by all and achieved by few in the history of art.
Most Chinese poetry is written in simple characters, and one does not
need a large vocabulary to appreciate it. After all, there are only
somewhat more than a thousand characters in the great Tao Te Ching, and
most of them are common characters. A student in elementary Chinese can
read Chinese poetry without difficulty if the poetry is presented to him
as a word-picture. In fact, he will enjoy it more and learn faster if he
begins his reading in poetry and writing with a brush instead of
learning Chinese as a tool to learn other things Chinese later, as
commonly practiced today in universities. The very attitude of learning
a language as a tool dulls the sense of wonder and diminishes the
pleasure of learning.
I realize that it is less sinful to write bad poems than to translate
good ones badly. If Mao's poetry comes through my translation, credit

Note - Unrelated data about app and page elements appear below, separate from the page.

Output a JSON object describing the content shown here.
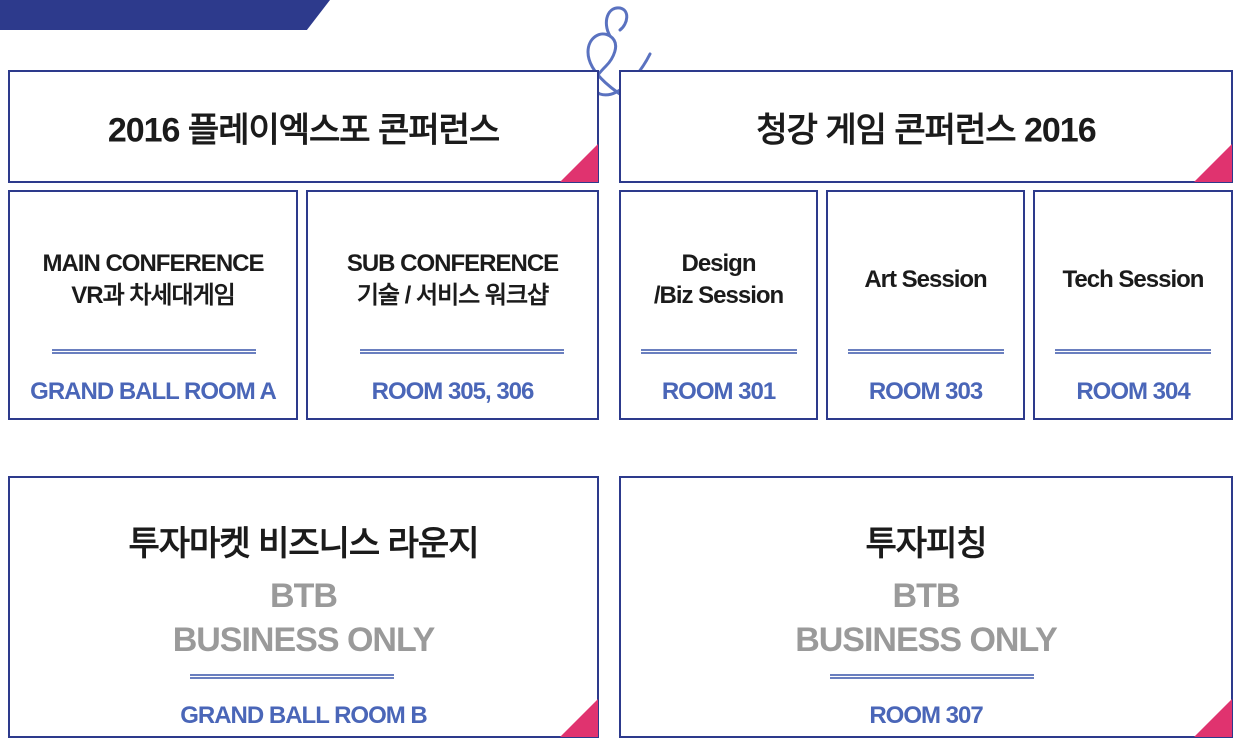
{
  "colors": {
    "navy": "#2d3a8c",
    "accent_pink": "#e0336f",
    "room_blue": "#4a66b8",
    "gray_text": "#9a9a9a"
  },
  "ampersand": "&",
  "headers": {
    "playexpo": "2016 플레이엑스포 콘퍼런스",
    "cheonggang": "청강 게임 콘퍼런스 2016"
  },
  "sessions": [
    {
      "line1": "MAIN CONFERENCE",
      "line2": "VR과 차세대게임",
      "room": "GRAND BALL ROOM  A"
    },
    {
      "line1": "SUB CONFERENCE",
      "line2": "기술 / 서비스 워크샵",
      "room": "ROOM 305, 306"
    },
    {
      "line1": "Design",
      "line2": "/Biz Session",
      "room": "ROOM 301"
    },
    {
      "line1": "Art Session",
      "line2": "",
      "room": "ROOM 303"
    },
    {
      "line1": "Tech Session",
      "line2": "",
      "room": "ROOM 304"
    }
  ],
  "lower": [
    {
      "title": "투자마켓  비즈니스 라운지",
      "line1": "BTB",
      "line2": "BUSINESS ONLY",
      "room": "GRAND BALL ROOM  B"
    },
    {
      "title": "투자피칭",
      "line1": "BTB",
      "line2": "BUSINESS ONLY",
      "room": "ROOM  307"
    }
  ]
}
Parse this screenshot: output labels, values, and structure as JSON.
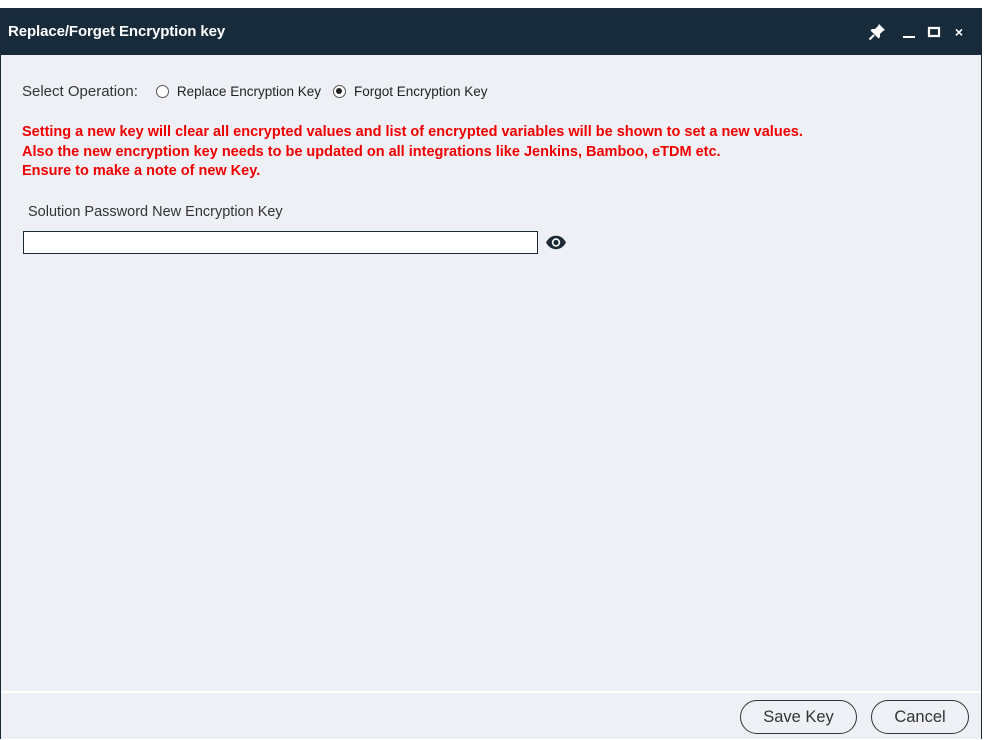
{
  "window": {
    "title": "Replace/Forget Encryption key",
    "controls": {
      "pin_icon": "pin-icon",
      "minimize_icon": "minimize-icon",
      "maximize_icon": "maximize-icon",
      "close_icon": "close-icon",
      "close_glyph": "×"
    }
  },
  "operation": {
    "label": "Select Operation:",
    "options": [
      {
        "label": "Replace Encryption Key",
        "selected": false
      },
      {
        "label": "Forgot Encryption Key",
        "selected": true
      }
    ]
  },
  "warning": {
    "color": "#ee0000",
    "lines": [
      "Setting a new key will clear all encrypted values and list of encrypted variables will be shown to set a new values.",
      "Also the new encryption key needs to be updated on all integrations like Jenkins, Bamboo, eTDM etc.",
      "Ensure to make a note of new Key."
    ]
  },
  "key_field": {
    "label": "Solution Password New Encryption Key",
    "value": "",
    "toggle_icon": "eye-icon"
  },
  "footer": {
    "save_label": "Save Key",
    "cancel_label": "Cancel"
  },
  "colors": {
    "titlebar": "#182b3a",
    "background": "#eef0f5"
  }
}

must go to him as a good poet. IF readers find flaws, no one but I am to
-- "Ten Poems and Lyrics by Mao Tse-Tung' Wang Hui-Ming, translator.
In this unusual book, Wang Hui-MIng has translated a cycle of ten poems
by Mao which concern historic incidents in the Chinese Revolution,
especially the Long March into Northwestern China during the 1930s. The
work is distinguished by the inclusion of reproductions of Mao's
Mr. Wang, an "artist who loves poetry" contributes a woodcut
illustration to this volume. He is the author of 'The Land on the Tip of
a Hair: poems in wood, the boat untied and other poems, a folio of
woodengravings, and The Birds and the Animals, a folio of woodcuts based
on the poems of Po Chu-I. He also is the illustrator of Jumping Out of
Bed by Robert Bly. Wang Hui-Ming teaches in the Dept. of Art at the
Univ. of Massachusetts.
I inclined to agree with Wang Hui-Ming's view that 'Art comes from
convention, not invention'. Then Nikolai
Gogol's nose started making face at me. I was distressed. Where lies
the truth apart from false?